FERC Says it Will Tackle Electric Transmission by End of Summer: Under the Biden Administration, the Federal Energy Regulatory Commission has a potentially large role to play in advancing the growth of renewable energy. A big part of that is finding ways to encourage the construction of interstate power lines and making sure that the costs are allocated fairly to consumers. FERC Chairman Richard Glick now says the panel will have announcements about its plans “certainly by the end of summer,” according to Catherine Morehouse of Utility Dive. This is a crucial part of developing a grid that can run on large amounts of wind and solar, and it’s also fraught with conflict over costs and local opposition to the lines.

California Cities Try a New Way to Conserve Electricity: Oakland-based OhmConnect is giving away 100,000 “smart” thermostats to residents of Bakersfield, Fresno, Oakland and San Jose. The thermostats allow OhmConnect to remotely make small adjustments to a house’s temperature during times of high demand on the grid. Customers can override the changes if they want, but many won’t notice the difference, which can substantially reduce electricity demand, meaning a lower chance of blackouts and brownouts. OhmConnect is giving 25,000 thermostats to each city and seeing which one can get the most residents to sign up to use them, as KPIX television of San Francisco reports. “The cleanest energy is the energy we don’t use,” said San Jose Mayor Sam Liccardo.

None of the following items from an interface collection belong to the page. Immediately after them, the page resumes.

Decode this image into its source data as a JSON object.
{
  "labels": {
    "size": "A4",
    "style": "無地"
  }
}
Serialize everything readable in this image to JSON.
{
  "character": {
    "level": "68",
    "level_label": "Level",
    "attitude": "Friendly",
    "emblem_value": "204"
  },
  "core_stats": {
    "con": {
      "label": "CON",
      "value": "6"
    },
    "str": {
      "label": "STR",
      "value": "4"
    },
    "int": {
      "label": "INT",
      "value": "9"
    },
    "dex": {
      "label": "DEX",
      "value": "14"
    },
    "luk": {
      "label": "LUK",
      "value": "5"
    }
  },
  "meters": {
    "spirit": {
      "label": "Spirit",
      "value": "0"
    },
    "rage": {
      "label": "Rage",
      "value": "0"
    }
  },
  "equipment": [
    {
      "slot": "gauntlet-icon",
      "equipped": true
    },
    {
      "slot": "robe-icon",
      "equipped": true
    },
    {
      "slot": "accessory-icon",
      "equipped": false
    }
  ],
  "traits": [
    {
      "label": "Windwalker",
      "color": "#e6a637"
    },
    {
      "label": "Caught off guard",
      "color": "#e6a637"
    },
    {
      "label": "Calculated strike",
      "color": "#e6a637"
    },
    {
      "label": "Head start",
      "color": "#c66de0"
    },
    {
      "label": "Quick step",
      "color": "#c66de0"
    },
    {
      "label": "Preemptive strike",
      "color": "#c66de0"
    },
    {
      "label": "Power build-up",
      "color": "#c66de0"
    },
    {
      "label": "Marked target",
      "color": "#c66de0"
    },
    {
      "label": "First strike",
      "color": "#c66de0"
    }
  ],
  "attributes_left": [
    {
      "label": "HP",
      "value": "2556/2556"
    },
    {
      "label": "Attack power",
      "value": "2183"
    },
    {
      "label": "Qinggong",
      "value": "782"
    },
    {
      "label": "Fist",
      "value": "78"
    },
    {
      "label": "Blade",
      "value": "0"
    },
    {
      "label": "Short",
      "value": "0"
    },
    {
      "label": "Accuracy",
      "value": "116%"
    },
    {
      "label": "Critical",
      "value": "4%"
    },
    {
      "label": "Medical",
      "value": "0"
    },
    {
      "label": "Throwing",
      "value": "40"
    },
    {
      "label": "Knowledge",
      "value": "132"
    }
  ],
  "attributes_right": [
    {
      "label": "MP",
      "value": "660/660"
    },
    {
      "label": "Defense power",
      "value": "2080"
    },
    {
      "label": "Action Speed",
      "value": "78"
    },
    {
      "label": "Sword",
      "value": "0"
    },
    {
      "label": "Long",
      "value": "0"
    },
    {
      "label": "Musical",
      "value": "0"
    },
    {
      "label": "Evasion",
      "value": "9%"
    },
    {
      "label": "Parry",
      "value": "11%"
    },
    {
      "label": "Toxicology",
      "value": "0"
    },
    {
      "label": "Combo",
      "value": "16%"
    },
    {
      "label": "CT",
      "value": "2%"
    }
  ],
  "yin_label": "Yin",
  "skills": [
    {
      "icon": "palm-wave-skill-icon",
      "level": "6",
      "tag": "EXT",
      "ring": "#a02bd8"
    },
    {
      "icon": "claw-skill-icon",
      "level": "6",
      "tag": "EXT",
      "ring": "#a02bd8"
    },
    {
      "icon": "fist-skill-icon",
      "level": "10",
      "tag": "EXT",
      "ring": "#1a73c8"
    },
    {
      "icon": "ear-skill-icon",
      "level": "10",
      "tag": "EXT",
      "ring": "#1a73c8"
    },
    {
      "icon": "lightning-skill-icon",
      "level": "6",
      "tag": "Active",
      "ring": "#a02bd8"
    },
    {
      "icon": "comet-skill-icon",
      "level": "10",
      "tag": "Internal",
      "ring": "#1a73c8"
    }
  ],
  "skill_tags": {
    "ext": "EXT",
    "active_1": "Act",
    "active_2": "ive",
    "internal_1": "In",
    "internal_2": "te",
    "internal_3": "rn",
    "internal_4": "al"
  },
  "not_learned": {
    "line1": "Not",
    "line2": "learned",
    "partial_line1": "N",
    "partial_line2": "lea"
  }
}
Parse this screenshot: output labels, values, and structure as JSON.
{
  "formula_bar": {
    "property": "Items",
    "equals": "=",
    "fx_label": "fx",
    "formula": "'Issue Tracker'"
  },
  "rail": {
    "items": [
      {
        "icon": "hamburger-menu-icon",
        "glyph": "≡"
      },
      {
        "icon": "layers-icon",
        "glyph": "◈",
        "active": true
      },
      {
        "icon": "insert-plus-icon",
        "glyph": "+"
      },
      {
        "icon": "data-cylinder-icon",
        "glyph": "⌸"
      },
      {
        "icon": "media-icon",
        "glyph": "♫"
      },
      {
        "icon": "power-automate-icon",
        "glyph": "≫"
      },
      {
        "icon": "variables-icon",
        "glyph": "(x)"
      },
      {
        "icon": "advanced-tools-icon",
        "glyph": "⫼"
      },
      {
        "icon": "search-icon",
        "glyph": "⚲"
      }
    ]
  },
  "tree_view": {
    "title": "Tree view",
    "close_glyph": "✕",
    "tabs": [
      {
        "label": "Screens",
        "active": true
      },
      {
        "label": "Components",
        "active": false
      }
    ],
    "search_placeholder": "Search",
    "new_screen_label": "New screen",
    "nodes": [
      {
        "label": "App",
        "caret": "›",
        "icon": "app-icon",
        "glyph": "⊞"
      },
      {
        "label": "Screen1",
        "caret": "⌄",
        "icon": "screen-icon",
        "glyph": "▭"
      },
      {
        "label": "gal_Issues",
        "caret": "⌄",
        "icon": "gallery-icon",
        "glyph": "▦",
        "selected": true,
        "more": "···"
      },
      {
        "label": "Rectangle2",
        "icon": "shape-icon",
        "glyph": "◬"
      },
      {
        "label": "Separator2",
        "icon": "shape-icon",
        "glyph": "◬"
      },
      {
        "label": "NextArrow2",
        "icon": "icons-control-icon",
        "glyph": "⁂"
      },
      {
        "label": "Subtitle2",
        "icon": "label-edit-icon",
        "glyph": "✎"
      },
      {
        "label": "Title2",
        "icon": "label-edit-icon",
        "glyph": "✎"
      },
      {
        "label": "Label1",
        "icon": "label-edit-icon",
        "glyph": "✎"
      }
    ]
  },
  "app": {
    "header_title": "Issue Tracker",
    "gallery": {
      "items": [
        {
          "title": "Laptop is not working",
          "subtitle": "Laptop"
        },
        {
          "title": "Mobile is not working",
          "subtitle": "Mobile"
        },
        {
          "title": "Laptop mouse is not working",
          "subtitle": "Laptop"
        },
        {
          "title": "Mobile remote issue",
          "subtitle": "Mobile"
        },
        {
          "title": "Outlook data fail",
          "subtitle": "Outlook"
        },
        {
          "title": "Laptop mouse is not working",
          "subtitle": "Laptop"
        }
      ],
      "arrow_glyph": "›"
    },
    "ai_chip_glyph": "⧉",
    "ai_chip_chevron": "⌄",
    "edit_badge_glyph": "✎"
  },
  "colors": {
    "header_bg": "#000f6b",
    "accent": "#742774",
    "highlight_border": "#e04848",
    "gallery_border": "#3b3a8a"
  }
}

Inside Clean Energy is ICN’s weekly bulletin of news and analysis about the energy transition. Send news tips and questions to